Sunday, October 22, 2006

At The Earth's Core

Long-Term Sustainability of a High-Energy, Low-Diversity Crustal Biome. Li-Hung Lin, et al. Science 314: 479 – 482.
Researchers have discovered an isolated community of bacteria nearly two miles underground that derives all of its energy from the decay of radioactive rocks rather than from sunlight.
The self-sustaining bacterial community, which thrives in nutrient-rich groundwater found near a South African gold mine, has been isolated from the Earth's surface for several million years. It represents the first group of microbes known to depend exclusively on geologically produced hydrogen and sulfur compounds for nourishment. The extreme conditions under which the bacteria live bear a resemblance to those of early Earth, potentially offering insights into the nature of organisms that lived long before our planet had an oxygen atmosphere.

Hunting trilobites at the Earth’s core. Sketch by late-18th century explorer/illustrator Mark Schultz and available now in his recently published book “Various Drawings Vol. 2”from Flesk Publications HERE.
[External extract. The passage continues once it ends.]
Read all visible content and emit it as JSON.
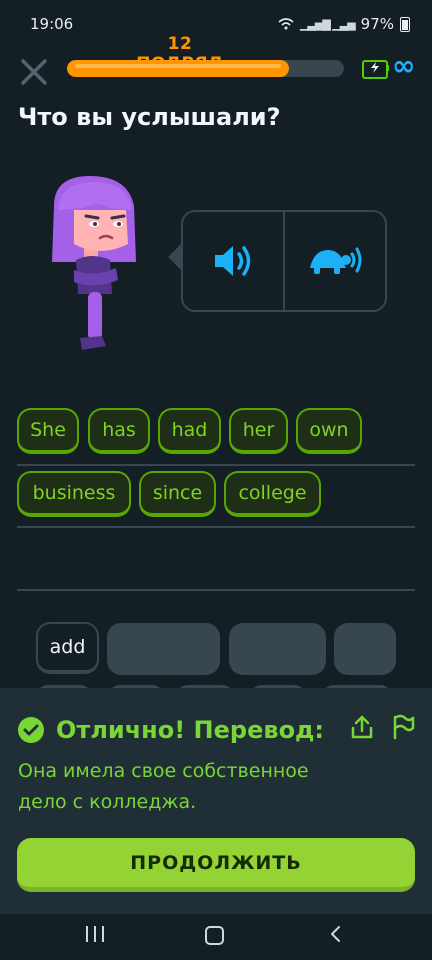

The scientists had to burrow 2.8 kilometers beneath our world's surface to find these unusual microbes, leading the scientists to their speculations that life could exist in similar circumstances elsewhere in the solar system.

"These bacteria are truly unique, in the purest sense of the word," said Lin, now at National Taiwan University. " We found that the hydrocarbons in the environment did not come from living organisms, as is usual, and that the source of the hydrogen needed for their respiration comes from the decomposition of water by radioactive decay of uranium, thorium and potassium."

That subterranean world is a lightless pool of hot, pressurized salt water that stinks of sulfur and noxious gases humans would find unbreathable. But the newly discovered bacteria, which are distantly related to the Firmicutes division of microbes that exist near undersea hydrothermal vents, flourish there.

"These bacteria are probably close to the base of the tree for the bacterial domain of life," he said. "They might be genealogically quite ancient. To find out, we will need to compare them to other organisms such as Firmicutes and other such heat-loving creatures from deep sea vents or hot springs."